Exercise requirements → Check every line of the entries that follow, and copy the ones containing "name".

[Component data from apps and pages]

* * * * * * *

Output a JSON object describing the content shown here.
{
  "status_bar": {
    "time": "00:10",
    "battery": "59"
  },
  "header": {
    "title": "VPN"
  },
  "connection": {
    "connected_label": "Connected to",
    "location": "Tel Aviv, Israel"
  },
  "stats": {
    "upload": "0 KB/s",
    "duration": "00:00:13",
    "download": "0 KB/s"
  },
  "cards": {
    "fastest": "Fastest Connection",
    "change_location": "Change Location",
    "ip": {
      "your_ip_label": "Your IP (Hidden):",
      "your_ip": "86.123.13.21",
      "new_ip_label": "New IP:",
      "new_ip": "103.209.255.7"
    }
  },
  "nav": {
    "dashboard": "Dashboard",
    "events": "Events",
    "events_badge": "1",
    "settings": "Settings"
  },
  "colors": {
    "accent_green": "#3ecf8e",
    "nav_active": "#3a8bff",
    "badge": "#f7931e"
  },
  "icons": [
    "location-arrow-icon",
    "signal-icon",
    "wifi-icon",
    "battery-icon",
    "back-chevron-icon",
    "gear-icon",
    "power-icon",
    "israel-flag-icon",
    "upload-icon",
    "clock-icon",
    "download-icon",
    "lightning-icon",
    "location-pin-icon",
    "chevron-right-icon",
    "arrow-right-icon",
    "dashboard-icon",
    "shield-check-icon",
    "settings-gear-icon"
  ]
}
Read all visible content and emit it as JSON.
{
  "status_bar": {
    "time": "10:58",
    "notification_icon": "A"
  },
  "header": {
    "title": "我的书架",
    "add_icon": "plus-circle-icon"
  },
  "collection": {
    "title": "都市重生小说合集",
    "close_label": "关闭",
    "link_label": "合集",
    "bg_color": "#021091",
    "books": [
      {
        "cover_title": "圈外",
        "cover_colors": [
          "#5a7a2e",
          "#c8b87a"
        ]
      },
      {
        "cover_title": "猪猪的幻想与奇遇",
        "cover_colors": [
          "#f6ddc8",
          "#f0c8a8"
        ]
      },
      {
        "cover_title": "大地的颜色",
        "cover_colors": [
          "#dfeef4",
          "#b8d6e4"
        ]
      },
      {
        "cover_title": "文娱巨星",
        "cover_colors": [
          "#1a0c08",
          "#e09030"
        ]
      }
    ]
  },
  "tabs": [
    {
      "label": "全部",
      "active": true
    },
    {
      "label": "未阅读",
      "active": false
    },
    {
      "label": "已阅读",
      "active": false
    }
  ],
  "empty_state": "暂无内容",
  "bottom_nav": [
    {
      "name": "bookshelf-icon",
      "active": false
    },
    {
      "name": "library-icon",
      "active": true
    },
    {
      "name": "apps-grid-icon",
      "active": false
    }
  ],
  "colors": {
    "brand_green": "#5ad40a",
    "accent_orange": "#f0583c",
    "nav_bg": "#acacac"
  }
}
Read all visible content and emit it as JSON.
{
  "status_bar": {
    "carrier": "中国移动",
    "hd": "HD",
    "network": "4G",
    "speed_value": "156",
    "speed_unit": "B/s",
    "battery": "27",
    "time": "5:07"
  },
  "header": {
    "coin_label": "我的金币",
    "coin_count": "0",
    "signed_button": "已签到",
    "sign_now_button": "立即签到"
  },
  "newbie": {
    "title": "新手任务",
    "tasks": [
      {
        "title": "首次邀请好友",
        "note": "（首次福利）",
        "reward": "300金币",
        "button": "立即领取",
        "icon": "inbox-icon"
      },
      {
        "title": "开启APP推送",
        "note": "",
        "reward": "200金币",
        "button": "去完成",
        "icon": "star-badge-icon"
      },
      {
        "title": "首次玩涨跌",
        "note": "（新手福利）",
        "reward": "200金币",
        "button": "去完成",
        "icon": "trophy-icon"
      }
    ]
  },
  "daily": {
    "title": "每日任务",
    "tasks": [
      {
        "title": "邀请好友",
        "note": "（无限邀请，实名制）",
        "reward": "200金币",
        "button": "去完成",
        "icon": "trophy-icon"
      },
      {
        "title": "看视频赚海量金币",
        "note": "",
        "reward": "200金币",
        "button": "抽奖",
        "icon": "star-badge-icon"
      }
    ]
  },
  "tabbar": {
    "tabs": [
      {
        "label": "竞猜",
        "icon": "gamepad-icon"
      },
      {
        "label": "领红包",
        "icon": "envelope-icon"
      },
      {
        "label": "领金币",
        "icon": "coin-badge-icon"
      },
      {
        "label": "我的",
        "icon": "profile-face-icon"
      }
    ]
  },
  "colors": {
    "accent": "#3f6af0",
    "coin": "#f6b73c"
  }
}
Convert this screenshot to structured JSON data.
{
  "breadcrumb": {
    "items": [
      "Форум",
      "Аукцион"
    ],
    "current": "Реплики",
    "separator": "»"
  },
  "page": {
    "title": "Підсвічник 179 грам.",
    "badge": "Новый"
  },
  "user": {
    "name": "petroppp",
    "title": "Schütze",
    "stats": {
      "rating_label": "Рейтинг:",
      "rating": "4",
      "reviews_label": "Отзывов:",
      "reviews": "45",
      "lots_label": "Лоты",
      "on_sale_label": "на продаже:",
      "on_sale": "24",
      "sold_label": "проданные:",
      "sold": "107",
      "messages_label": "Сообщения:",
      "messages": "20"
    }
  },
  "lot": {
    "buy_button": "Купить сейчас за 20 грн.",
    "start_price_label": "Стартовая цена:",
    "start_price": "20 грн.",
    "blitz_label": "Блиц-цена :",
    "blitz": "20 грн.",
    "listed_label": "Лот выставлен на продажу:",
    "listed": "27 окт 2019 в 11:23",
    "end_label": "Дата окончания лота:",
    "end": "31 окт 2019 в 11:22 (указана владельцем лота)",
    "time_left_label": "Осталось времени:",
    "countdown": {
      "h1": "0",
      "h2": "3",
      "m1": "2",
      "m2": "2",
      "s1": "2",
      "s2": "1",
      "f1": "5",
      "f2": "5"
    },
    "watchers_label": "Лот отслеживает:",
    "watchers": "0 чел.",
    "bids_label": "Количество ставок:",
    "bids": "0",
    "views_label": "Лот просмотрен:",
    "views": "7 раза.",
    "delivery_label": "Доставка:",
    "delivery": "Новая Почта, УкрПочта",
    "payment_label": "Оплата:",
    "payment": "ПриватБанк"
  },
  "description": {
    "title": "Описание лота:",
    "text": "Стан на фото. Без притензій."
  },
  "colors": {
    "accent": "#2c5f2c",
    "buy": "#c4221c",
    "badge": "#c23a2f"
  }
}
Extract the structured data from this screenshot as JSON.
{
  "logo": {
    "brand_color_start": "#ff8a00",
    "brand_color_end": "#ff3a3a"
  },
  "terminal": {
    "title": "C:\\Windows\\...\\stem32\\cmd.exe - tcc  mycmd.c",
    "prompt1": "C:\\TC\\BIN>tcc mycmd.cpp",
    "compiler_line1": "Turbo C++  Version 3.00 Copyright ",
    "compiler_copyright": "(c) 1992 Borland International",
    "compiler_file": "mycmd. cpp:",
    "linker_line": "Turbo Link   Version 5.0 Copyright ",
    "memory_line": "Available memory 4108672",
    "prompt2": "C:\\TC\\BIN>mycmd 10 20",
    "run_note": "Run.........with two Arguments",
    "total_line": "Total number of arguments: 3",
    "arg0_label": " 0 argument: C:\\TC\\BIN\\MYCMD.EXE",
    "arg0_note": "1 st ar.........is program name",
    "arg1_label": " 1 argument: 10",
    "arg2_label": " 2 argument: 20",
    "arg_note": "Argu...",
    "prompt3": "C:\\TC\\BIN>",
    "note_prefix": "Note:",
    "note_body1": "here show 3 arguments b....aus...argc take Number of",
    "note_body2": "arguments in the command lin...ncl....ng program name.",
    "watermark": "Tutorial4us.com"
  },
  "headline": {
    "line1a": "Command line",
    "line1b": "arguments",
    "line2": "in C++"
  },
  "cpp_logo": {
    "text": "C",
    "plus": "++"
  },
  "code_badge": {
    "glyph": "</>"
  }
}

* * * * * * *

Answer section →
      "name": "bookshelf-icon",
      "name": "library-icon",
      "name": "apps-grid-icon",
    "name": "petroppp",
    "arg0_note": "1 st ar.........is program name",
    "note_body2": "arguments in the command lin...ncl....ng program name.",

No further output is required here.